Among Hong Kong’s top trading partners, the USA, Germany and Australia have neither started negotiating or concluded CDTAs with Hong Kong. Will they in the future?
The American Chamber of Commerce in Hong Kong has pushed the issue repeatedly in their annual ‘DoorKnocker” visits to Washington DC, thus far without success. The Australian business community here has likewise met with little success on this front.
The government gazetted the bill on April 12 and first and second reading passed on April 24 and it was off to Bills Committee from there. Just this past Wednesday, Kenneth Leung (FAccountancy) spoke to HT about this 4 page bill. He had just been nominated Chair of the Bills Committee that morning.
He explained that many of the concerns expressed in previous consultations were still held by some of the members. They related to issues surrounding privacy. He felt the IRD had been fairly meticulous about making serious demands of countries requesting information and was responsible in handling requests. He was not aware of any major complaints with any of the cases previously handled.
So who is driving this anyways?
To this issue of giving up the only thing Hong Kong had to hold back – information – he seemed to think it was a bit of a non-issue. The hold-outs among Hong Kong’s major partners wouldn’t be signing on for a CDTA any time soon – if ever. They just don’t seem interested.
In fact, Hong Kong needs to become compliant with FATCA – the Americans’ Foreign Account Tax Compliance Act. With it, the Americans have effectively strong-armed the world into offering up financial information on the pain of being blocked from transacting with American linked financial institutions. Which includes pretty much everyone using USD. Given that Hong Kong has no choice (save exiting the global financial system), it might as well enact the legislation to be compliant in time for the 2014 deadline.

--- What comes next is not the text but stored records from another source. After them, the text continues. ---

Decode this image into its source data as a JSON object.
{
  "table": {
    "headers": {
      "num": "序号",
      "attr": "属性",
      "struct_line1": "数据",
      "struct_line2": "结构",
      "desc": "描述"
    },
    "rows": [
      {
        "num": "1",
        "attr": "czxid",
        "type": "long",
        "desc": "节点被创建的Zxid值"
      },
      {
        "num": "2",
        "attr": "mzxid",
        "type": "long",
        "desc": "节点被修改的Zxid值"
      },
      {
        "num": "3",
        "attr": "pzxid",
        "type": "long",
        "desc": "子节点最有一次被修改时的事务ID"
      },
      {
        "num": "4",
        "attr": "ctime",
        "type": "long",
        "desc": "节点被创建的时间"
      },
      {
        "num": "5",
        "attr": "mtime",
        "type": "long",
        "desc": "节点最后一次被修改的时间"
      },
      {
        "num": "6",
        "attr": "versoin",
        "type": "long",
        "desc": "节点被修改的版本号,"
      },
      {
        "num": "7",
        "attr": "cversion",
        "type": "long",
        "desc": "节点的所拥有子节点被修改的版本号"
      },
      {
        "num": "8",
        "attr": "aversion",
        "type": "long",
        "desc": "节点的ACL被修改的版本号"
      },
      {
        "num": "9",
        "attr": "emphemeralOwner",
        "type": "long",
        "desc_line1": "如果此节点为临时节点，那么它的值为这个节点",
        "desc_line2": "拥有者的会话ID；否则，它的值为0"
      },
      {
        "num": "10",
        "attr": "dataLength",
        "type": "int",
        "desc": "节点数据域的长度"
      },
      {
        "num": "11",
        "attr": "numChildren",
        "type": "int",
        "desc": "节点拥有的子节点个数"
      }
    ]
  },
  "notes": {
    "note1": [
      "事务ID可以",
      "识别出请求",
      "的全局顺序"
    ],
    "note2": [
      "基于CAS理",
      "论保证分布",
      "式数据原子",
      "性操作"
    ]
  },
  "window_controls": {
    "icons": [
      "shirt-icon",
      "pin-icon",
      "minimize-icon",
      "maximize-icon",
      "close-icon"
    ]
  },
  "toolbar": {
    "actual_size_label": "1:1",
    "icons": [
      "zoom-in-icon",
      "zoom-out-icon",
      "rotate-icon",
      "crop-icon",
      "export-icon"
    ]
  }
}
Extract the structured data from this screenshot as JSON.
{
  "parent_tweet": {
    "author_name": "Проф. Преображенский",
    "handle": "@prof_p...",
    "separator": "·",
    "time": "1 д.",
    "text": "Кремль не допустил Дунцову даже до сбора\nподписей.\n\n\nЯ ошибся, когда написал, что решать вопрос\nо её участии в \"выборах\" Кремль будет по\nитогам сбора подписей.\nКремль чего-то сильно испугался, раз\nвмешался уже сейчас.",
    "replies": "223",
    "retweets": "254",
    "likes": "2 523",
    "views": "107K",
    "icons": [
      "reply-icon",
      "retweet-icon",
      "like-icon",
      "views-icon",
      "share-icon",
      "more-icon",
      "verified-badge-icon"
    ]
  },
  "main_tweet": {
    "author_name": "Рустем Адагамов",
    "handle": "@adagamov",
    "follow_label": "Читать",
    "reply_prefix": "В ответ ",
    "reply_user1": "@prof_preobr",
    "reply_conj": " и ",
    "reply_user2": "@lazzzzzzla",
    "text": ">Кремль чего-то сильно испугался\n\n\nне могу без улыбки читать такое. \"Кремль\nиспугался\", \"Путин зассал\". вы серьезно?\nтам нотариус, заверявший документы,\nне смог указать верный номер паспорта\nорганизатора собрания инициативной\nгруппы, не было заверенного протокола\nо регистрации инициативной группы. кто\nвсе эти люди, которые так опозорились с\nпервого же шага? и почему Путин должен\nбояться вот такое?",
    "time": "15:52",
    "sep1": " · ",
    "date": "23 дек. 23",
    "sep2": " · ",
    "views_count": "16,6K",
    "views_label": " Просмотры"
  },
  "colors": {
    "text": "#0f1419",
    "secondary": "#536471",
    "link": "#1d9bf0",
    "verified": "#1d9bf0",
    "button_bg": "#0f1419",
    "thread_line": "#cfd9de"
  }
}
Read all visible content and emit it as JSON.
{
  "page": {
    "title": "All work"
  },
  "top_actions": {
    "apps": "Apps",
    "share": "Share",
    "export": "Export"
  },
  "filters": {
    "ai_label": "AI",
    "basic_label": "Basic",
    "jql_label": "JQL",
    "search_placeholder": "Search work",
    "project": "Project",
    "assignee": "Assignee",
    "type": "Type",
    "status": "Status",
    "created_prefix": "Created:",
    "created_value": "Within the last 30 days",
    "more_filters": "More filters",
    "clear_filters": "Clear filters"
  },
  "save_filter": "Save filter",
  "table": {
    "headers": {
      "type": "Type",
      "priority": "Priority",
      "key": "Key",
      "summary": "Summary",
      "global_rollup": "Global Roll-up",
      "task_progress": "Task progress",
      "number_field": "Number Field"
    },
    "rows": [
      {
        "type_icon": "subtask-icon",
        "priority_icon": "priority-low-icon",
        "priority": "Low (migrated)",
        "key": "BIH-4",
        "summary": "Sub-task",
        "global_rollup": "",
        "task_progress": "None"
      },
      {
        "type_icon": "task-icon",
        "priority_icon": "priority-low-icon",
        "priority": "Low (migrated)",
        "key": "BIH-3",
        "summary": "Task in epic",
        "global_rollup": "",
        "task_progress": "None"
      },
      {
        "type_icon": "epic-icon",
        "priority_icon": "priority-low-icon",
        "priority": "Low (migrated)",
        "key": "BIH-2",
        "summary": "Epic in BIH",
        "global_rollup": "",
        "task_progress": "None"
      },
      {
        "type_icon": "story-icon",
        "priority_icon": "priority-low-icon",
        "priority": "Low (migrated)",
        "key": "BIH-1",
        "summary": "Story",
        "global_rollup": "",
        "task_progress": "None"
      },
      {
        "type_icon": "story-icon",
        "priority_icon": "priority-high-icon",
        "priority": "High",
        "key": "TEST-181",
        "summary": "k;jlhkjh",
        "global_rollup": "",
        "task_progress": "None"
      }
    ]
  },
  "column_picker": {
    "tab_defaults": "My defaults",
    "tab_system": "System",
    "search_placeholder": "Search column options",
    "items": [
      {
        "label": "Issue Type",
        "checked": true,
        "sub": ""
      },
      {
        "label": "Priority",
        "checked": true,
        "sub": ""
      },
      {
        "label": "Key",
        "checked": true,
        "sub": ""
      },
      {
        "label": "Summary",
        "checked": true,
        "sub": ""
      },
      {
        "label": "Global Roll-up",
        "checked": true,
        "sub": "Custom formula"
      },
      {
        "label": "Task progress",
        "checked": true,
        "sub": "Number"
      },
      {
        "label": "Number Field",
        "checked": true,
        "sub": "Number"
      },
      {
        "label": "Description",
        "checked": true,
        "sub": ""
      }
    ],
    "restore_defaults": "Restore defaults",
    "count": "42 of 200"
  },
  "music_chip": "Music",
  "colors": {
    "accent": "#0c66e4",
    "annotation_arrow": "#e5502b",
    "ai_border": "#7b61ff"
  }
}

If almost all the OECD countries have agreements in Hong Kong, and the Americans are forcing compliance, does that leave Germany and Australia cast as those pushing the OECD to pressure Hong Kong?. Threatening grey-listing and black-listing and branding as a ‘tax haven’?
Not really. Apparently the OECD are a bureaucracy unto themselves, quite independent of their national governments. As Mr. Leung put it, “OECD top management want everyone to be members of the club.” The national governments generally respect Hong Kong’s compliance and regulatory environment. It’s seems to be a case of out of control peer pressure.
The High Road
On the issue of CDTAs and the TIEA then, it seems Hong Kong has one road to take – the high road. If national governments support the OECD which, on their behalf, conducts a campaign of shaming with non-compliance (even when mostly compliant), and, like the US, enforces regulatory compliance and places administrative burden on Hong Kong, then Hong Kong has a moral case.
Legislators can choose to make a statement and defy the OECD and United States. The OECD sanctions, aside from, as one economist put it ‘fingerwagging’ – seem vague and of undeterminable impact. Finger wagging would be a certainty and legislators would have to live with that responsibility. However, almost all the OECD members happily have EoI agreements and even CDTAs and all is well.
FATCA, however, has real teeth. Defiance will have real consequences. It is an American problem that has been made our problem. If Hong Kong must have this then, our legislators and government should take every opportunity to remind their counterparts in CDTA holdouts that we are compliant and now they are the holdouts. Rather than Hong Kong being the sole Global Forum jurisdiction that is holding out, America, Germany and Australia are the DTA hold-outs against fully compliant Hong Kong. The high road may not stand against realpolitik, but sometimes, it is the only road one has.